Two Mondays ago I met my students at Shutterstories–a photography studio in Riverside owned and operated by husband and wife team,Terry and Melissa Tippie.
In case there’s some of you thinking, “Lighting, isn’t that for the advanced folks?”
That might have been true in the film days, but not anymore.
Learning to light
In the days of film, learning to light with flash or strobes required an all-important piece of equipment: a special light meter that could record that very brief flash, so you can figure out what aperture to set on your camera.
But that wasn’t the most difficult part.
Waiting to see the results of your effort even if you processed the film yourself was agonizing.
But that slow process did have a good side effect. It forced photographers to be selective, more thoughtful and methodical about their approach–all very important skills.
You had to take careful notes so that you can analyze your results: figure what you did right or wrong so that you’re not blowing all your money on film and processing.
Today, you don’t even need to own that much gear.
You can rent a studio which comes with access to the equipment as well.
Our host photographer Terry Tippie set up 3 locations within the studio space.
That allowed all my students a chance at using the radio remotes which triggered the strobes.
I also asked my students to recruit either a friend or family member as models so that every student got to experience the class.
Two important Points
In the studio or anytime your studio flash is totally dominating the scene:
- exposure is controlled by the aperture and ISO
- you need to know the highest shutter speed your camera will synchronize Â with the radio slave/strobe
**This limitation of maximum shutter speed sync doesn’t apply when using proprietary Speedlights or external flash units in HSS (High Shutter Speed Sync mode)
Before we began the session, I had asked “What shutter speed are we setting for all these pictures?”
Interestingly, even though I had mentioned this time and again during lecture, some of my students were still stumped when they saw there was a dark band of underexposure on the bottom of some of their pictures.
It only serves to illustrate that some concepts don’t mean much until you actually goof up and see the results for yourself.
I’d like to believe that instead of the alternative: I’m a lousy teacher and their tuning me out.
How else can I explain the handful of students who were trying to set their exposure by centering the LED in their viewfinder by adjusting their shutter speed and apertures? 😉
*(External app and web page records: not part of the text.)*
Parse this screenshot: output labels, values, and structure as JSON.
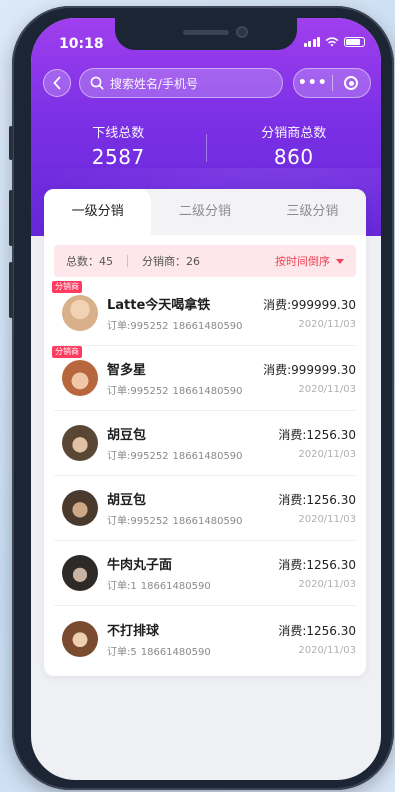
{
  "status_bar": {
    "time": "10:18"
  },
  "search": {
    "placeholder": "搜索姓名/手机号"
  },
  "capsule": {
    "more": "•••"
  },
  "stats": {
    "downline_label": "下线总数",
    "downline_value": "2587",
    "distributor_label": "分销商总数",
    "distributor_value": "860"
  },
  "tabs": [
    {
      "label": "一级分销",
      "active": true
    },
    {
      "label": "二级分销",
      "active": false
    },
    {
      "label": "三级分销",
      "active": false
    }
  ],
  "summary": {
    "total": "总数：45",
    "distributors": "分销商：26",
    "sort": "按时间倒序"
  },
  "rows": [
    {
      "tag": "分销商",
      "name": "Latte今天喝拿铁",
      "order": "订单:995252",
      "phone": "18661480590",
      "amount": "消费:999999.30",
      "date": "2020/11/03",
      "avatar_color": "#d8b08a"
    },
    {
      "tag": "分销商",
      "name": "智多星",
      "order": "订单:995252",
      "phone": "18661480590",
      "amount": "消费:999999.30",
      "date": "2020/11/03",
      "avatar_color": "#b8663e"
    },
    {
      "tag": "",
      "name": "胡豆包",
      "order": "订单:995252",
      "phone": "18661480590",
      "amount": "消费:1256.30",
      "date": "2020/11/03",
      "avatar_color": "#5a4634"
    },
    {
      "tag": "",
      "name": "胡豆包",
      "order": "订单:995252",
      "phone": "18661480590",
      "amount": "消费:1256.30",
      "date": "2020/11/03",
      "avatar_color": "#4a3a2e"
    },
    {
      "tag": "",
      "name": "牛肉丸子面",
      "order": "订单:1",
      "phone": "18661480590",
      "amount": "消费:1256.30",
      "date": "2020/11/03",
      "avatar_color": "#2e2a28"
    },
    {
      "tag": "",
      "name": "不打排球",
      "order": "订单:5",
      "phone": "18661480590",
      "amount": "消费:1256.30",
      "date": "2020/11/03",
      "avatar_color": "#7a4b2e"
    }
  ],
  "colors": {
    "header_top": "#a03fee",
    "header_bottom": "#6527d8",
    "accent": "#ee4455",
    "tag": "#ff3b5f"
  }
}
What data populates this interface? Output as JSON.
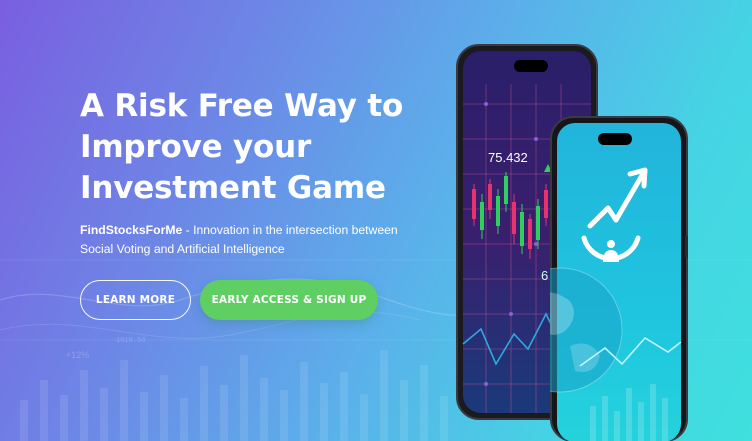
{
  "hero": {
    "headline": [
      "A Risk Free Way to",
      "Improve your",
      "Investment Game"
    ],
    "tagline_brand": "FindStocksForMe",
    "tagline_text": " - Innovation in the intersection between Social Voting and Artificial Intelligence",
    "buttons": {
      "learn_more": "LEARN MORE",
      "early_access": "EARLY ACCESS & SIGN UP"
    }
  },
  "background": {
    "faint_labels": [
      "+12%",
      "1010.50"
    ]
  },
  "phones": {
    "back_screen": {
      "price": "75.432",
      "partial_value": "6",
      "trend_icon": "up-triangle-icon"
    },
    "front_screen": {
      "logo_icon": "growth-arrow-person-icon",
      "globe_icon": "globe-icon"
    }
  },
  "colors": {
    "gradient_start": "#7a5fe0",
    "gradient_end": "#3fe0de",
    "early_access_button": "#5fcf63",
    "candle_up": "#2ecf5a",
    "candle_down": "#e8326e",
    "front_screen": "#1fb6d8"
  }
}
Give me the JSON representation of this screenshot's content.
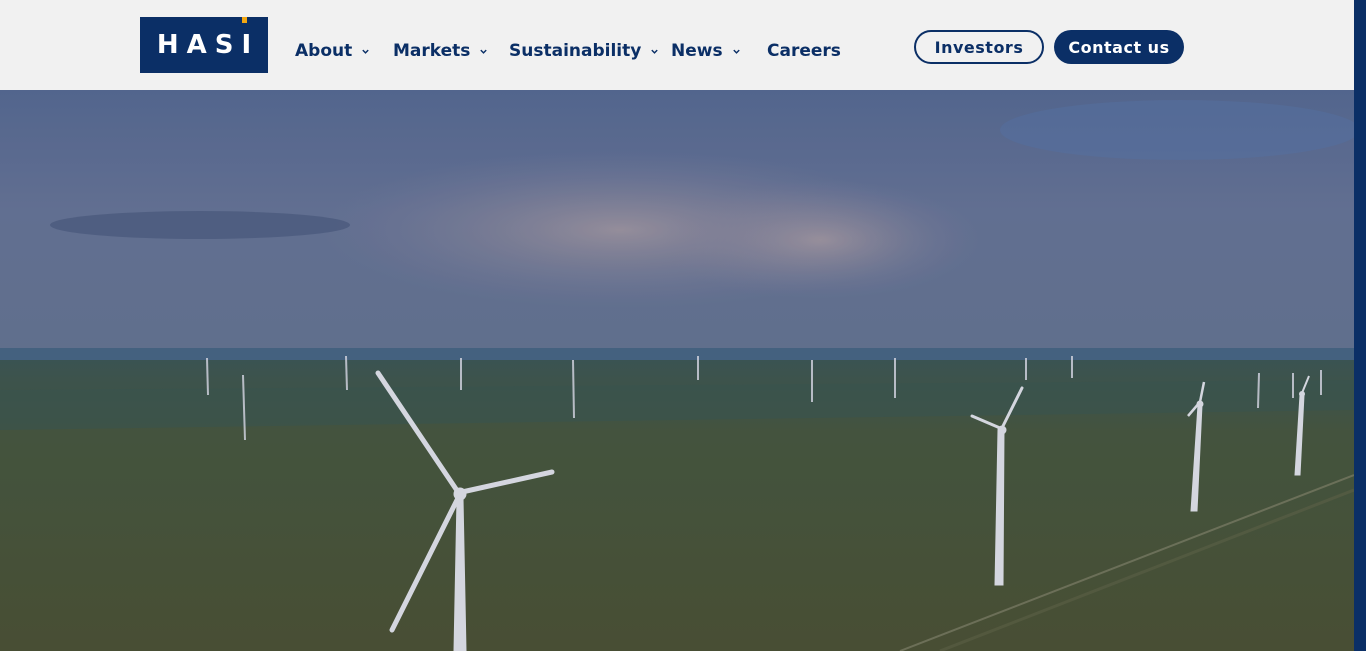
{
  "brand": {
    "logo_text": "HASI",
    "navy": "#0b2f66",
    "accent": "#f3a712"
  },
  "nav": {
    "items": [
      {
        "label": "About",
        "has_dropdown": true
      },
      {
        "label": "Markets",
        "has_dropdown": true
      },
      {
        "label": "Sustainability",
        "has_dropdown": true
      },
      {
        "label": "News",
        "has_dropdown": true
      },
      {
        "label": "Careers",
        "has_dropdown": false
      }
    ]
  },
  "actions": {
    "investors_label": "Investors",
    "contact_label": "Contact us"
  },
  "hero": {
    "image": "wind-farm-photo"
  }
}
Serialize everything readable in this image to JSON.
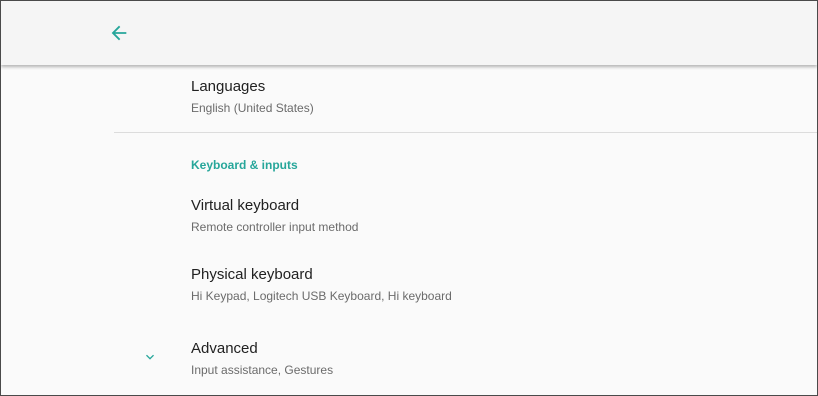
{
  "header": {
    "back_icon": "arrow-back-icon",
    "accent_color": "#26a69a"
  },
  "languages": {
    "title": "Languages",
    "summary": "English (United States)"
  },
  "keyboard_category": {
    "label": "Keyboard & inputs"
  },
  "virtual_keyboard": {
    "title": "Virtual keyboard",
    "summary": "Remote controller input method"
  },
  "physical_keyboard": {
    "title": "Physical keyboard",
    "summary": "Hi Keypad, Logitech USB Keyboard, Hi keyboard"
  },
  "advanced": {
    "icon": "chevron-down-icon",
    "title": "Advanced",
    "summary": "Input assistance, Gestures"
  }
}
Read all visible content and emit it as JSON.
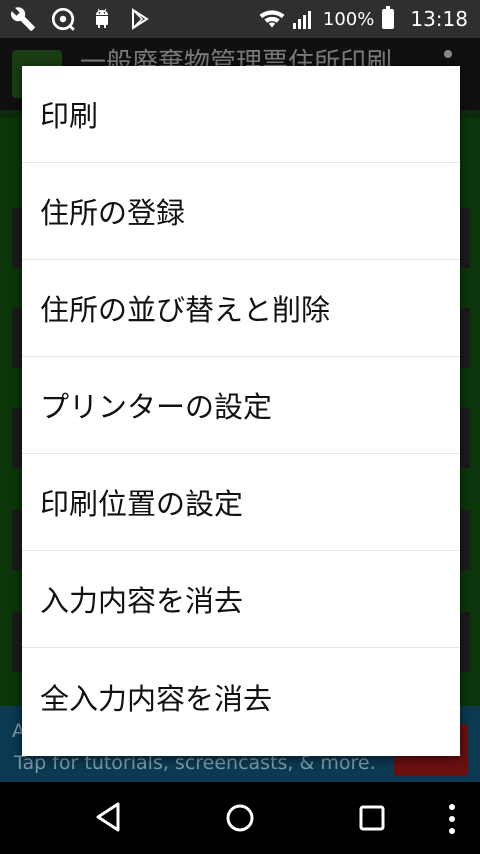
{
  "status_bar": {
    "battery_percent": "100%",
    "time": "13:18",
    "notification_icons": [
      "wrench-icon",
      "sync-icon",
      "android-icon",
      "play-store-icon"
    ]
  },
  "app": {
    "title": "一般廃棄物管理票住所印刷",
    "ad_banner": {
      "line1": "A",
      "line2": "Tap for tutorials, screencasts, & more."
    }
  },
  "menu": {
    "items": [
      {
        "label": "印刷"
      },
      {
        "label": "住所の登録"
      },
      {
        "label": "住所の並び替えと削除"
      },
      {
        "label": "プリンターの設定"
      },
      {
        "label": "印刷位置の設定"
      },
      {
        "label": "入力内容を消去"
      },
      {
        "label": "全入力内容を消去"
      }
    ]
  },
  "nav": {
    "back": "back-icon",
    "home": "home-icon",
    "recents": "recents-icon",
    "more": "more-vert-icon"
  }
}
Many thanks to our beautiful models that day: Stephanie Resendez, Anita Rodriguez, Daisy Zurita, Ally Rutherford and Ashley Rye.
A sampling of images my students captured on our field trip to Shutterstories photostudio in Riverside